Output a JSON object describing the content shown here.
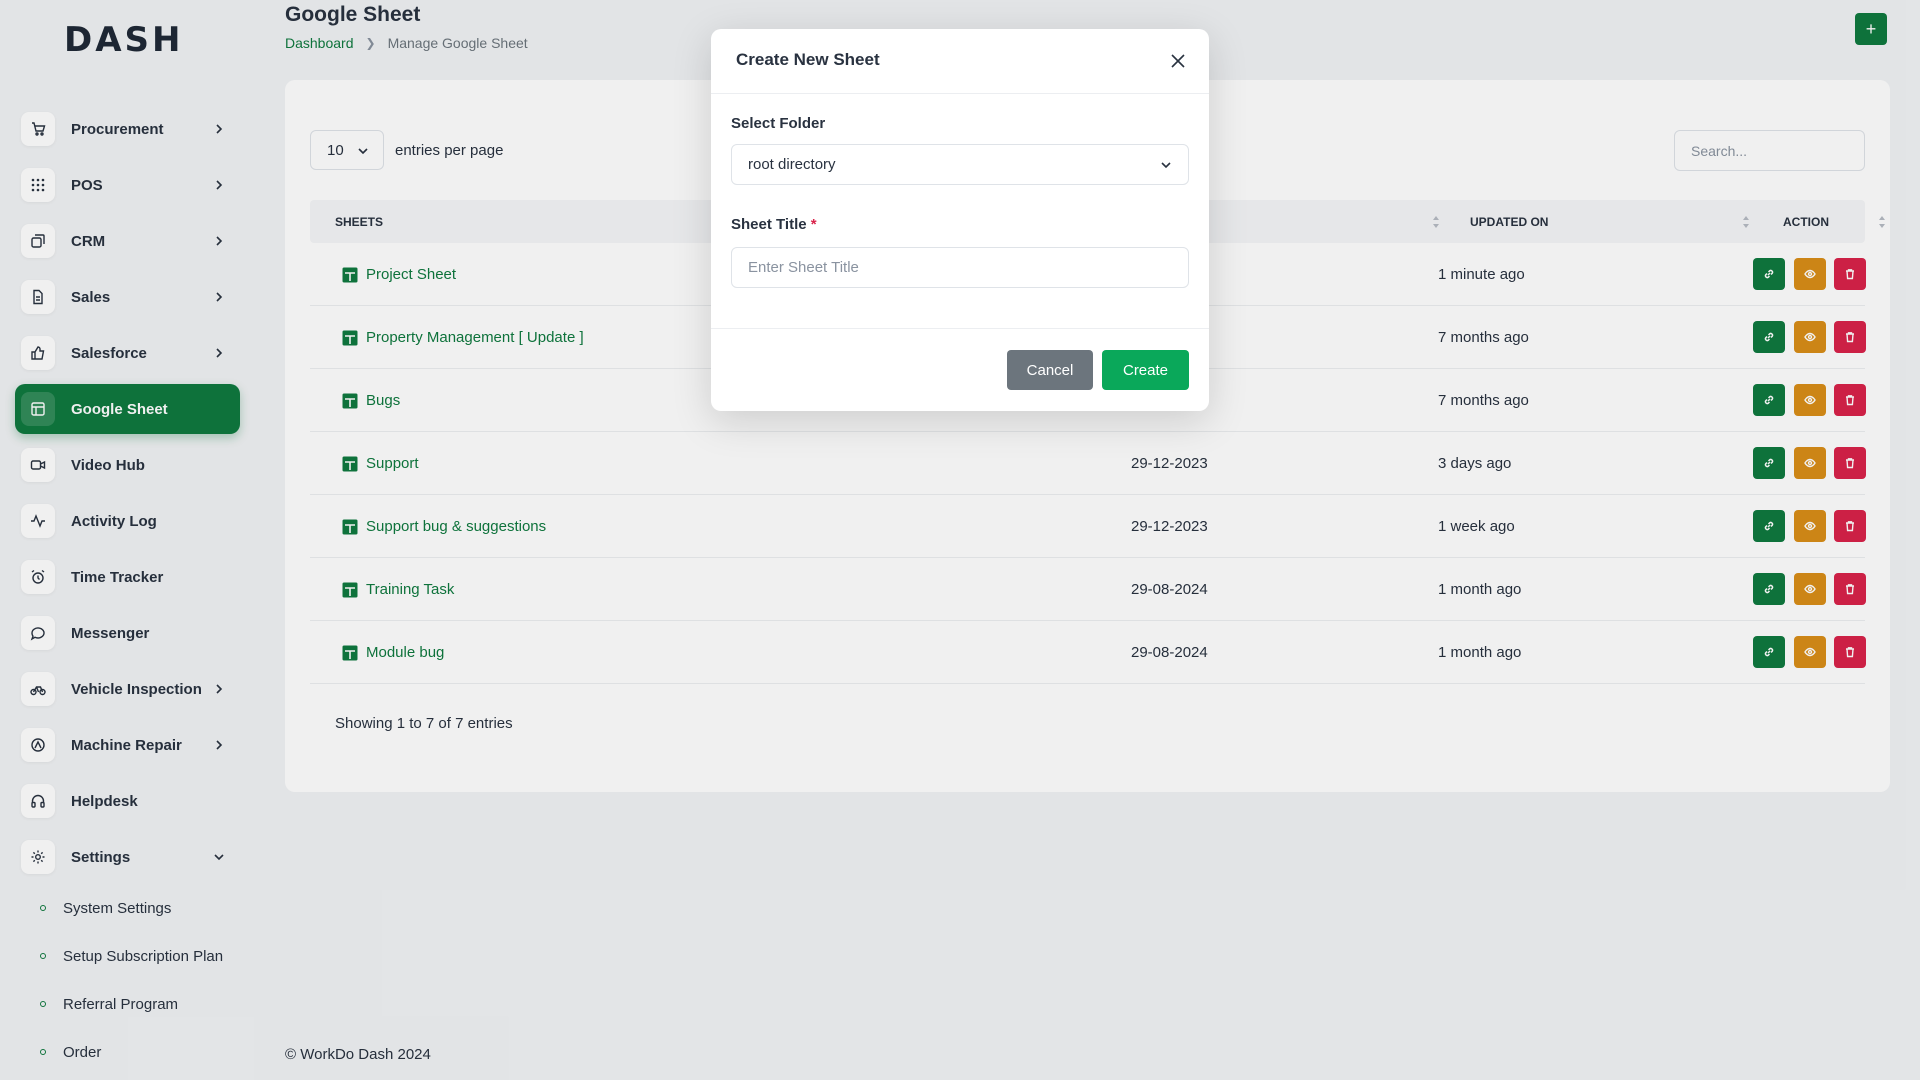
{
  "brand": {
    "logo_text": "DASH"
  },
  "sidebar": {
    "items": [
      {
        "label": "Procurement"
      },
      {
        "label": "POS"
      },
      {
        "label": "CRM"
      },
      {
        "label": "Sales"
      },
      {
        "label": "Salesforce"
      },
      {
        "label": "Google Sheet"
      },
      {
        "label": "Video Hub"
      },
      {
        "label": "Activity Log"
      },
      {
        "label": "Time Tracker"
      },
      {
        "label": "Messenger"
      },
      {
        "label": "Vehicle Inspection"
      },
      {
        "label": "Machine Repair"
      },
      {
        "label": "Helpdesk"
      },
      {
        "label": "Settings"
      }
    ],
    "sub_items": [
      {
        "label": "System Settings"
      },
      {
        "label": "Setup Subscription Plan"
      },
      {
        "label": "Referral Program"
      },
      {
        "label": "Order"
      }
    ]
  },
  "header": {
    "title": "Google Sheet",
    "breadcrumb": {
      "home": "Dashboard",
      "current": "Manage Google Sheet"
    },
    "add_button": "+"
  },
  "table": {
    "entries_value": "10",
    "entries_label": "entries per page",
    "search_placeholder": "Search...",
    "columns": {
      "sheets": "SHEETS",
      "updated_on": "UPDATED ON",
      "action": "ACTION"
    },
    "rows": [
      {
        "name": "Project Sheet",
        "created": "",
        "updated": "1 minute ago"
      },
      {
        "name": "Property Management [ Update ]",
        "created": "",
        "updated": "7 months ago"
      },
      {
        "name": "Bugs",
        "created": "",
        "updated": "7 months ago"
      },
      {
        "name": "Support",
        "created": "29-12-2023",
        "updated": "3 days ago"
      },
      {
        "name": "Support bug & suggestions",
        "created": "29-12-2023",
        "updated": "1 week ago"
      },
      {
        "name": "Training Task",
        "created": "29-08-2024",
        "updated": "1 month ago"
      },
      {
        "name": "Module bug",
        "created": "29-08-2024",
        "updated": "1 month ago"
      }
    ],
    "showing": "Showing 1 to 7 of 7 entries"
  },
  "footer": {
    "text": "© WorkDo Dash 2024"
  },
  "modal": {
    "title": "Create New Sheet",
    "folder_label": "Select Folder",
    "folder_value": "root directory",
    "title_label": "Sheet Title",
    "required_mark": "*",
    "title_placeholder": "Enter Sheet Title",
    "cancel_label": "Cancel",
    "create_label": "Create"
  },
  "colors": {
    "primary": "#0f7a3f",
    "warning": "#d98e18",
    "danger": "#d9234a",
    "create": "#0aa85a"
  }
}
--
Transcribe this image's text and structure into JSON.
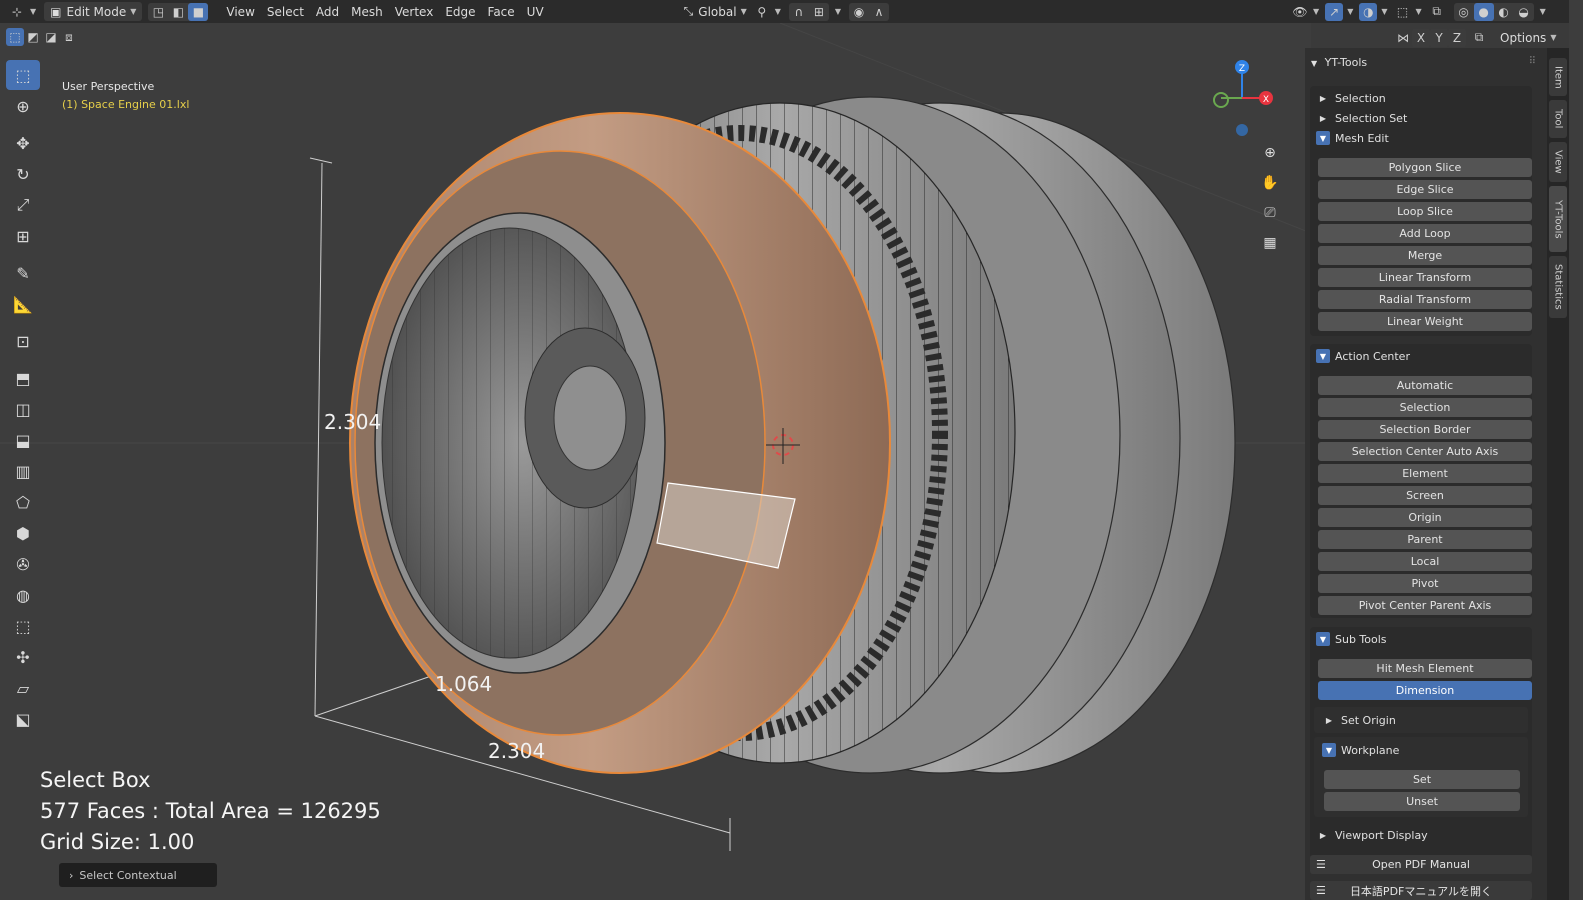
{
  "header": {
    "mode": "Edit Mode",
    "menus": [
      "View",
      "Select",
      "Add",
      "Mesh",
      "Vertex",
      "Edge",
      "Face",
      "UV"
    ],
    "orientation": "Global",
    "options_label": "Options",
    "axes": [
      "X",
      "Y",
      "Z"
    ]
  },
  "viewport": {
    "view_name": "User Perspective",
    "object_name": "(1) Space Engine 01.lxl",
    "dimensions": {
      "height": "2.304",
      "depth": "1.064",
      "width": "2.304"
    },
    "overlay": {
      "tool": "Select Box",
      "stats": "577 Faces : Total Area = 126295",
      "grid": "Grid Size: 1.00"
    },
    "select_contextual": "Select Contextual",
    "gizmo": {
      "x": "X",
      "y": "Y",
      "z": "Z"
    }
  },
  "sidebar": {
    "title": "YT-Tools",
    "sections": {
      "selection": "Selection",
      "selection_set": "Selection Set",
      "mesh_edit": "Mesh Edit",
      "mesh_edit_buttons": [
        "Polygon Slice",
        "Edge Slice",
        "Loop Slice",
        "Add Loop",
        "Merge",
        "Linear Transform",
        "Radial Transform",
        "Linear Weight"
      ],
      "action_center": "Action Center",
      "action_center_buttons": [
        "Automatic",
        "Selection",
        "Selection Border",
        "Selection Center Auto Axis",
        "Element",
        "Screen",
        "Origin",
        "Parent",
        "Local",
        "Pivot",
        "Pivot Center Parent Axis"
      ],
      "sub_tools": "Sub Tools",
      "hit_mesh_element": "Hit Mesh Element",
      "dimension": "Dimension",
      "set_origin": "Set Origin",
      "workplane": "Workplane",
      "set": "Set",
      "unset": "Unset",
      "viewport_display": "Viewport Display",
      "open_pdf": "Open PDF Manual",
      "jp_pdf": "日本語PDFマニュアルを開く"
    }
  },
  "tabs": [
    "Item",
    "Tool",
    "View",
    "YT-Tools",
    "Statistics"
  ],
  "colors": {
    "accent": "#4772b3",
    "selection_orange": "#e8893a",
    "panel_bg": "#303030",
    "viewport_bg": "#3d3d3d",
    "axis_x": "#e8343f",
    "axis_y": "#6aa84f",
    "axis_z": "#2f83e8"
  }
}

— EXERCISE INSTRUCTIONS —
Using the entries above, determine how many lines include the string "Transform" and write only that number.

— RESPONSE TO THE EXERCISE —
2